- Material to process
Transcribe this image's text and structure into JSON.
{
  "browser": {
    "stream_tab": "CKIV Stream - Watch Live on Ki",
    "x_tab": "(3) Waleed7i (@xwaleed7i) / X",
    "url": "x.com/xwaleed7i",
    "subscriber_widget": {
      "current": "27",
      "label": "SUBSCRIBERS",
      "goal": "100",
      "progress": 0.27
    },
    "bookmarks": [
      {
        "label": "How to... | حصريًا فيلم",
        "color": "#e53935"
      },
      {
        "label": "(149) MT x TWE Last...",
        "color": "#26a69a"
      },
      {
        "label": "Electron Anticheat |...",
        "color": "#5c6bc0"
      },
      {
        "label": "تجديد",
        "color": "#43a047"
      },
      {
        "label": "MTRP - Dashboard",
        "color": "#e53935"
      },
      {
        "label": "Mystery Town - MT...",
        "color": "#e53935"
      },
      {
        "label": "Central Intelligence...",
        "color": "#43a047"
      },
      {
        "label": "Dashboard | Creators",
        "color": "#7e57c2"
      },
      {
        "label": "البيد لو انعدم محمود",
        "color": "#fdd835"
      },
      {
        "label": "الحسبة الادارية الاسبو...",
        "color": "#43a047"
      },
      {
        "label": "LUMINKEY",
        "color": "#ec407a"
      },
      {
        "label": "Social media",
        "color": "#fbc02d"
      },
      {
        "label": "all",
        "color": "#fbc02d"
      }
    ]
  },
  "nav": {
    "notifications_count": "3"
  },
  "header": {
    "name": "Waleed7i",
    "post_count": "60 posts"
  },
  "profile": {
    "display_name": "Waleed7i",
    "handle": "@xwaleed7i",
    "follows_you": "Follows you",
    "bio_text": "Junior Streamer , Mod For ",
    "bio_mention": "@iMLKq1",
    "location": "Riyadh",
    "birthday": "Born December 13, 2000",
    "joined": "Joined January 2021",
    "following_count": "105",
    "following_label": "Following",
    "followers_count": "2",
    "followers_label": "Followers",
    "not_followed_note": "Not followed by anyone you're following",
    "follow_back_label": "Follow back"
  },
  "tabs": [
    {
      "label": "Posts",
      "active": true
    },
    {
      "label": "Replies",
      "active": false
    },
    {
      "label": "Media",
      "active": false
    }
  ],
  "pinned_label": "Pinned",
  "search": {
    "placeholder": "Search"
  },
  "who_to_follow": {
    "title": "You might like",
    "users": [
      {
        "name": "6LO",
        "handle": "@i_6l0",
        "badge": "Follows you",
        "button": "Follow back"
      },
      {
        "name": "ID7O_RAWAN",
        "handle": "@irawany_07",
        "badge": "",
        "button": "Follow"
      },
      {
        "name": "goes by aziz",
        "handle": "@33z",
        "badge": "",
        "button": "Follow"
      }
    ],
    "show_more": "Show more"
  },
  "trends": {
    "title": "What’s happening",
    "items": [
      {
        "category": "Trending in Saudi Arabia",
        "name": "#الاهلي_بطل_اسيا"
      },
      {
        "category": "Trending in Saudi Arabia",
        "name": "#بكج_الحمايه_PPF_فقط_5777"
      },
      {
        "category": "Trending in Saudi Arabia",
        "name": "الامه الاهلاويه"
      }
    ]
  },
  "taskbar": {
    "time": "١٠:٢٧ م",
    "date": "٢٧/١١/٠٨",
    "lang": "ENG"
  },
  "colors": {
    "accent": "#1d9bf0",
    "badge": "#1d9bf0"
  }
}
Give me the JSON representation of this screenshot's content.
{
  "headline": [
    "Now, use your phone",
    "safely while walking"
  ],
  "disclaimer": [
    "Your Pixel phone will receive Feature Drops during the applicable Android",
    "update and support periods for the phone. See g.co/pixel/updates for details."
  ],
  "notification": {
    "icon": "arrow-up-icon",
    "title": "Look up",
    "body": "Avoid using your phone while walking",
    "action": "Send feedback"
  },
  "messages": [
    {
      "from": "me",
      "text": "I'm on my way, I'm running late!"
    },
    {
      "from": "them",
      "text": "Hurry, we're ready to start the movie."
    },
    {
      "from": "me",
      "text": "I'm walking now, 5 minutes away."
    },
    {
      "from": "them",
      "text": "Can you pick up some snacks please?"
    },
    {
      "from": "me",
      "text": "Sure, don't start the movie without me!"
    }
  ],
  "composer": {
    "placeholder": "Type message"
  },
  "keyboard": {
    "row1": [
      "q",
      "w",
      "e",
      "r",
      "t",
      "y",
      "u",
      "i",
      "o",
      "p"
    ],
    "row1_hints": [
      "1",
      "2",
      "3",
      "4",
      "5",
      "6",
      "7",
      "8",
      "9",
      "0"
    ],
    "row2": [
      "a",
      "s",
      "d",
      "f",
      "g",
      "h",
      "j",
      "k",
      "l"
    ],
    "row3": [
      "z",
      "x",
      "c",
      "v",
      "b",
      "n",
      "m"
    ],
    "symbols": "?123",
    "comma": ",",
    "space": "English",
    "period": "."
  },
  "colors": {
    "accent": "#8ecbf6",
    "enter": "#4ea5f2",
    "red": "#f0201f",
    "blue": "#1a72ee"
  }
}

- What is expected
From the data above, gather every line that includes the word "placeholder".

- Worked solution
    "placeholder": "Search"
    "placeholder": "Type message"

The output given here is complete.